Chapter 5
Science, Reason and the Supernatural Theme Icon
The Duality of Human Nature Theme Icon
Reputation, Secrecy and Repression Theme Icon
...anymore. Dr. Jekyll’s anxious manner worries Utterson. Jekyll admits that he is possession of a letter from Hyde, and he is unsure whether to show it to the police. Utterson is... (full context)
The Duality of Human Nature Theme Icon
Reputation, Secrecy and Repression Theme Icon
Innocence and Violence Theme Icon
Bachelorhood and Friendship Theme Icon
...explains that the envelope wouldn’t make a difference in terms of evidence anyway, because the letter was hand-delivered.

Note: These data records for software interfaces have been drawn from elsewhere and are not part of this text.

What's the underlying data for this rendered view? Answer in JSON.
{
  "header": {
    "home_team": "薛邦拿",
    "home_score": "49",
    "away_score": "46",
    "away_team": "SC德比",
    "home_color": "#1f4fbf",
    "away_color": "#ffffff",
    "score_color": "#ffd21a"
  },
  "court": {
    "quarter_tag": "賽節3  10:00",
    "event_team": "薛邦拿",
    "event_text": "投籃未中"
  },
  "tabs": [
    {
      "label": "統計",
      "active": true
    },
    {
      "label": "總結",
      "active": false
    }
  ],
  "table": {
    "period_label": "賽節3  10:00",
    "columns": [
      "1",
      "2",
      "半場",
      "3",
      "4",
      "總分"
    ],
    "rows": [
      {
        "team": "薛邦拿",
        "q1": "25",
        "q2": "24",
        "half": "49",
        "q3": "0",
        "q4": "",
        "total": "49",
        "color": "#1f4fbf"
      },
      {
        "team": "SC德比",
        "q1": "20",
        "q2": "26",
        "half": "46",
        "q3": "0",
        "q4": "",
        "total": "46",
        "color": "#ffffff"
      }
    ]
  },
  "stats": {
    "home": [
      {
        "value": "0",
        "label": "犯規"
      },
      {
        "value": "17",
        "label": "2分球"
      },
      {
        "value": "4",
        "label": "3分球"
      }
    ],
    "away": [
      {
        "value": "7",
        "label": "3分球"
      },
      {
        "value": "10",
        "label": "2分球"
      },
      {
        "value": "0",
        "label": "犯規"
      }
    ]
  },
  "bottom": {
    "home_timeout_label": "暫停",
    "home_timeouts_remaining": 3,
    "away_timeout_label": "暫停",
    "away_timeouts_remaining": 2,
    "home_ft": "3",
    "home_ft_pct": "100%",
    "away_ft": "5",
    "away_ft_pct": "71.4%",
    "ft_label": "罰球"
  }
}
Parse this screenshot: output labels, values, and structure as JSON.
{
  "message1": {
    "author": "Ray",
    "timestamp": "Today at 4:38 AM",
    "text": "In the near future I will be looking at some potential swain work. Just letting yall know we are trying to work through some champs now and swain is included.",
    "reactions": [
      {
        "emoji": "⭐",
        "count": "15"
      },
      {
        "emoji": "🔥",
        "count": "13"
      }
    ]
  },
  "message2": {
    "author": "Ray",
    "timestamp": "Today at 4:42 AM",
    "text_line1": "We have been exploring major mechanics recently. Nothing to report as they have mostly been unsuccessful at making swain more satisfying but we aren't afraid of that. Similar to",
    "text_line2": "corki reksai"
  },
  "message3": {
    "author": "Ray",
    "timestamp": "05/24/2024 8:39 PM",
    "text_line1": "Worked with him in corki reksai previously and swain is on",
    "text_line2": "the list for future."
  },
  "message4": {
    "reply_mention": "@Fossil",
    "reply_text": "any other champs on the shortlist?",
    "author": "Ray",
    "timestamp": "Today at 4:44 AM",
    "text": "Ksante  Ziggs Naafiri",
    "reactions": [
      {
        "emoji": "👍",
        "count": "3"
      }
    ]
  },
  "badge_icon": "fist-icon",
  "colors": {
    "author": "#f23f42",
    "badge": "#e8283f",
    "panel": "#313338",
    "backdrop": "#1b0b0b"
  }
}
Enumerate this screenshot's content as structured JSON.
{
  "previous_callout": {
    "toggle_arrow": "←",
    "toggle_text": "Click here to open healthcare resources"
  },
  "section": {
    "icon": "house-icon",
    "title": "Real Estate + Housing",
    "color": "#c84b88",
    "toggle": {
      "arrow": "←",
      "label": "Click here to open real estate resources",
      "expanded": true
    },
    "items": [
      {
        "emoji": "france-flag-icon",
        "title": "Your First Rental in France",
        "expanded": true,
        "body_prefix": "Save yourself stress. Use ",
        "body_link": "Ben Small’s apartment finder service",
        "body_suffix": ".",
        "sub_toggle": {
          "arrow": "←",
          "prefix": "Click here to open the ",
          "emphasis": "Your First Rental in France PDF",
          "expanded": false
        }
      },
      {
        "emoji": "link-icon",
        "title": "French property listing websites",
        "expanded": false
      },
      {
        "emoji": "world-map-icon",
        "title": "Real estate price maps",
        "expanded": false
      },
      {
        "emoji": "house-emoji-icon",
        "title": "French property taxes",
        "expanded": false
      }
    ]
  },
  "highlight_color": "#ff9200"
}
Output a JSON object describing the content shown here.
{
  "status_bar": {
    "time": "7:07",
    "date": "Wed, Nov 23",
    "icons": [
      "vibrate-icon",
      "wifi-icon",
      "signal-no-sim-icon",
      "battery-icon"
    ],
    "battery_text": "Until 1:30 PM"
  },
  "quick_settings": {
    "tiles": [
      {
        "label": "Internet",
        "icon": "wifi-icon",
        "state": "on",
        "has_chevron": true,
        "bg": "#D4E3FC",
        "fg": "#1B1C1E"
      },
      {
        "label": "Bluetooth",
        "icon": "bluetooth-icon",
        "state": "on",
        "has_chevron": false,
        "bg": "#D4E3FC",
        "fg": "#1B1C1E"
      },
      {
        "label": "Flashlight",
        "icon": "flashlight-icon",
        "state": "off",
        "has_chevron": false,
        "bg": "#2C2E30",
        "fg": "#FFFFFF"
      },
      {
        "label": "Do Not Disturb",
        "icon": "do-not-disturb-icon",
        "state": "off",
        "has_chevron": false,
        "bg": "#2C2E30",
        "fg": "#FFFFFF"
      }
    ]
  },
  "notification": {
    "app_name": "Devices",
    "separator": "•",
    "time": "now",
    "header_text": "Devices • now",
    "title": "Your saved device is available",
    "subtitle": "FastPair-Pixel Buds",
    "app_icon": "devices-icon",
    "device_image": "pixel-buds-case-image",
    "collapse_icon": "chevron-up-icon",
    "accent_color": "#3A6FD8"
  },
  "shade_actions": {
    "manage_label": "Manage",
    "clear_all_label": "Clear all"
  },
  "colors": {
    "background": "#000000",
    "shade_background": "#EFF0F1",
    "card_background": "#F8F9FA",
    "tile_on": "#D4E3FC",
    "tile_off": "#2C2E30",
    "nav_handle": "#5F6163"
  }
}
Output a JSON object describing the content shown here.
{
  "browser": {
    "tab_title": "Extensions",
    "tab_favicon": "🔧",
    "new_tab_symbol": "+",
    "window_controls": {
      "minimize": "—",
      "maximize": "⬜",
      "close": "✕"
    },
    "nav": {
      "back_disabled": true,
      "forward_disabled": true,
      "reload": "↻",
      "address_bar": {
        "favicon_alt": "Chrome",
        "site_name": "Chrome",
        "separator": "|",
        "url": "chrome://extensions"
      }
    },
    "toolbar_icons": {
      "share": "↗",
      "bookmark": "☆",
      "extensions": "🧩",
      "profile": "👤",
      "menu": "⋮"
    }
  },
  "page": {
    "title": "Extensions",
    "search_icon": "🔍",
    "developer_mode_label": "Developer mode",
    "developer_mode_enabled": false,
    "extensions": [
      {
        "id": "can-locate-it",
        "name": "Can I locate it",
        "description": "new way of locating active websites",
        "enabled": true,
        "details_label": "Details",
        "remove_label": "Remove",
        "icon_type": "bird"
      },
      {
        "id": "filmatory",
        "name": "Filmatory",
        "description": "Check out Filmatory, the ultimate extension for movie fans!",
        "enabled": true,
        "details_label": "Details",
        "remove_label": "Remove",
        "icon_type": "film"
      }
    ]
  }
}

Utterson asks if he should take the letter away with him. Jekyll responds... (full context)
Chapter 6
Science, Reason and the Supernatural Theme Icon
The Duality of Human Nature Theme Icon
Reputation, Secrecy and Repression Theme Icon
Bachelorhood and Friendship Theme Icon
Utterson decides to write to Dr. Jekyll, demanding answers. Jekyll replies in a long, tragic letter. He says first that he doesn’t blame Lanyon for their falling out but also doesn’t... (full context)
Science, Reason and the Supernatural Theme Icon
The Duality of Human Nature Theme Icon
Reputation, Secrecy and Repression Theme Icon
Bachelorhood and Friendship Theme Icon
...funeral, Utterson, in an emotional state, sits down in his study and brings out a letter from Lanyon, addressed to Utterson with a strict instruction on the envelope that the document... (full context)
Chapter 8
Science, Reason and the Supernatural Theme Icon
The Duality of Human Nature Theme Icon
Reputation, Secrecy and Repression Theme Icon
They examine Jekyll’s desk and find a letter addressed to Utterson. Inside are several documents, including another will, much like the previous one... (full context)
The Duality of Human Nature Theme Icon
Reputation, Secrecy and Repression Theme Icon
Utterson reads the letter. Jekyll writes that if Utterson is reading these words it means that he, Jekyll, has... (full context)
Chapter 9
Science, Reason and the Supernatural Theme Icon
The Duality of Human Nature Theme Icon
Reputation, Secrecy and Repression Theme Icon
Bachelorhood and Friendship Theme Icon
Chapter Nine is the letter Lanyon asked Utterson not to open until both Lanyon and Jekyll have died. Lanyon starts... (full context)